Midwest Mom on

This is the same Mom who drops the binkie on the home improvement store floor, “cleans” it by sticking it in her own mouth, and then into her child’s mouth, right? And now she wants us to believe that her 21 MONTH toddler is trying to convey her “unique style” (her words, not mine). Amazing how some parents can take their inflated sense of self and apply it to their children.

mammaneedswine on

The accessory that Gray needs to ditch is the binky, it’s one thing if she has it when she is in bed, but at 21 months, does she really need it when she is grocery shopping?

JO Bell on

OMG that last pic! Gray is too cute for words

Anonymous on

I think it’s pretty funny the people can turn one cute blog about a baby liking to accessorize into a debate on when it’s time to take the paci away. That is the mother’s choice and has absolutely nothing with you and how you raise your children. A 21 month sucking a paci (Thank god for Wuba Nubs) is only your business if said child is YOURS.

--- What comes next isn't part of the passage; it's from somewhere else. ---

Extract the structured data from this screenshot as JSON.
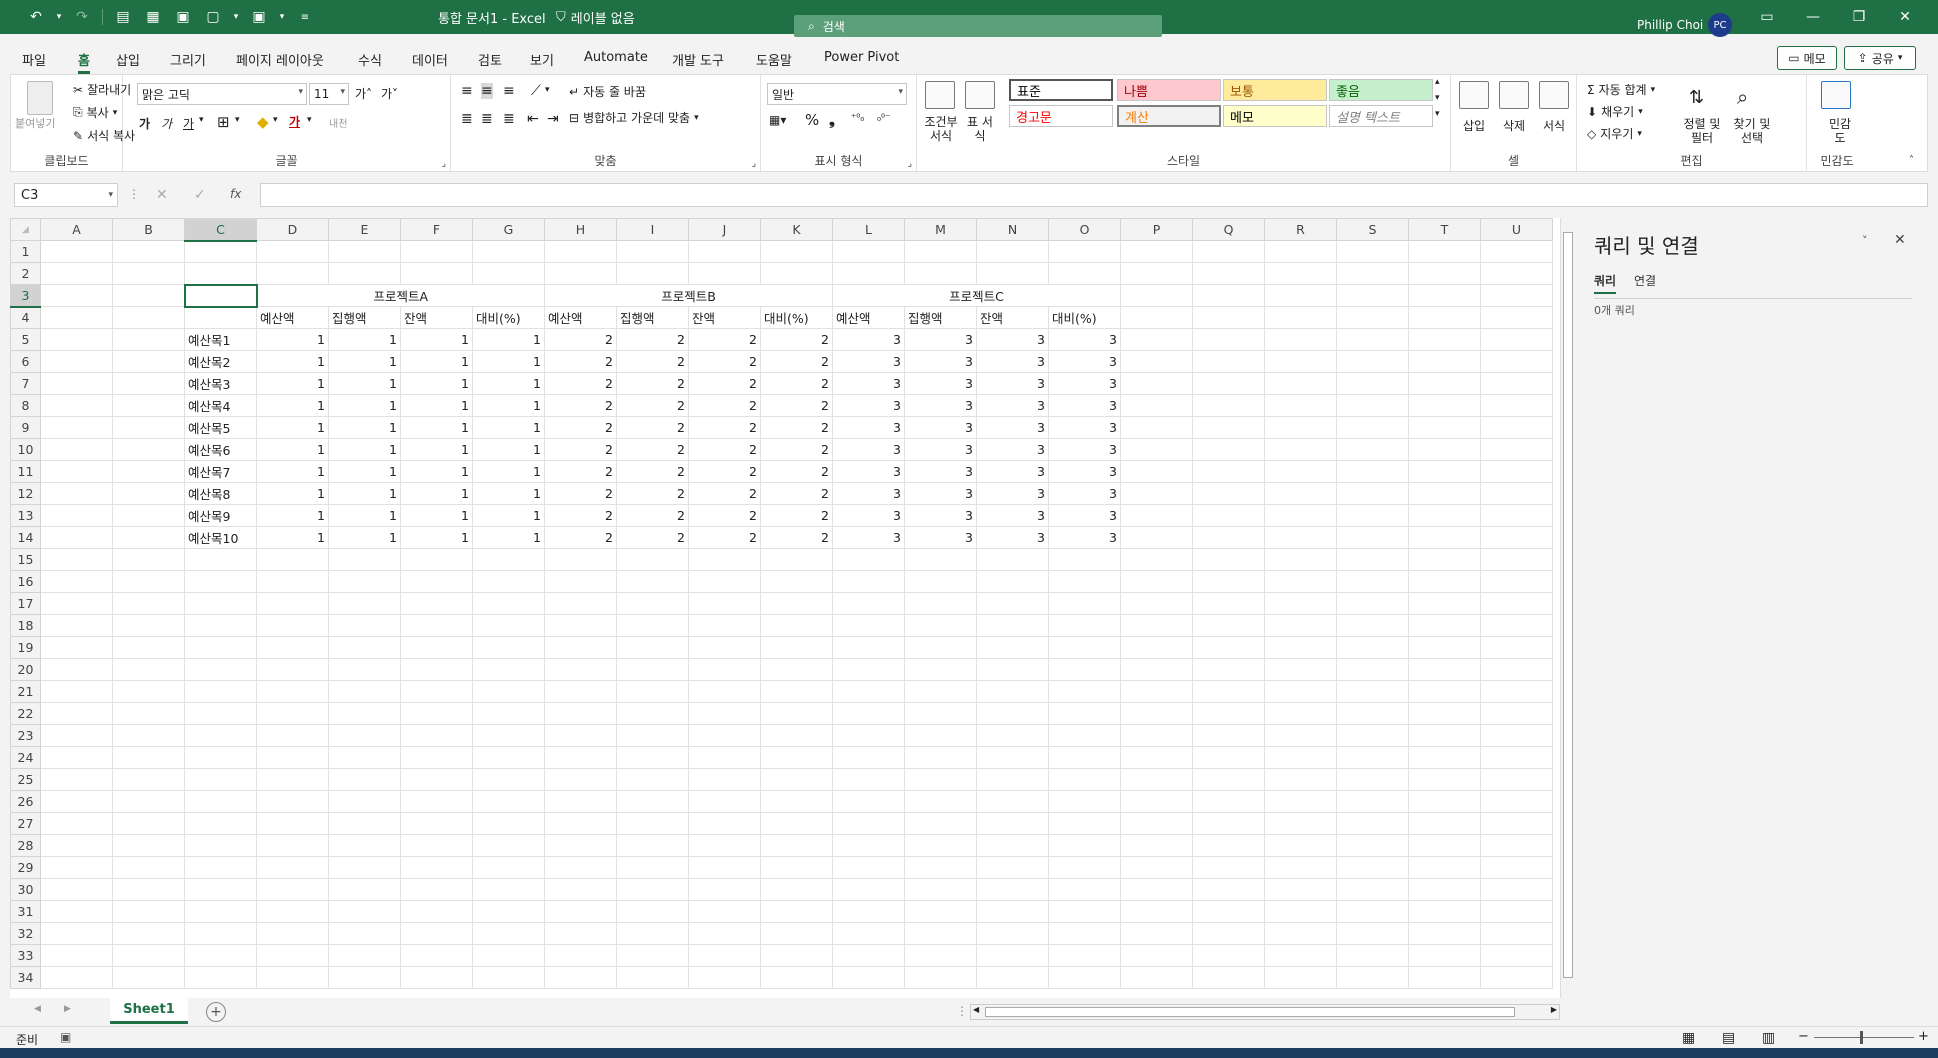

I have taken a dropped paci off the ground and stuck it in MY mouth before giving it back to my daughter in the belief that I’d rather have her sucking on my germs than the world’s! I guess I am the world’s worst mom too. Get a grip, oh perfect one.

Jenna.. Your daughter is gorgeous and I love the headbands and hats. My daughter has so much hair, that sometimes all I can do is get a headband on her before she crawls away! Wuba Nubs are also the pacis that my daughter uses, has since birth and at 10 months old, I’m still ordering new ones as I plan to let her choose when she gets off the paci AND off my breast. (Guess I’m a horrible mom for that too.) I don’t care what anyone thinks, though. She’s my daughter and since I’m raising four children, ages ranging from 16 to 10 months, I think I know just a little bit about what I’m doing. Parenthood is not about perfection, it’s about doing the best you can with the circumstances you may find yourself in! I love your blogs and will continue to read them!!

FeFe on

Misery surely do loves company. If you have a problem with the way she takes care of her child, then go get one of your own and raise it the way you want. Maybe you had such a bad childhood or a child who was totally opposite that you can’t relate to someone having a child that’s happy wearing hats or sucking on a binky or whatever. The point is, if this is what makes her happy, then so be it. Jenna is a great mom and a great blogger. Go find yourself!!!

Kimberly on

Awww what a cutie Gray is, my husband and I share the same anniversary as Jenna and her husband. They look like such a nice family!!!! Many blessings to you always!!!!

Daria on

@AbbyDogg and @Midwest Mom: Jenna writes beautiful, funny, charming and intelligent little essays about her experience as a mother. If you believe that she is imposing her fashion sense on her daughter – you don’t know children. They can be quite opinionated on a variety of subjects.

As for the “unsanitary binkie issue”, one should remember that kids’ immune systems need exposure to bacteria (in moderation, obviously) to learn how to fight them. I hope Jenna does not take your harsh comments to heart and continues to share her experiences with us.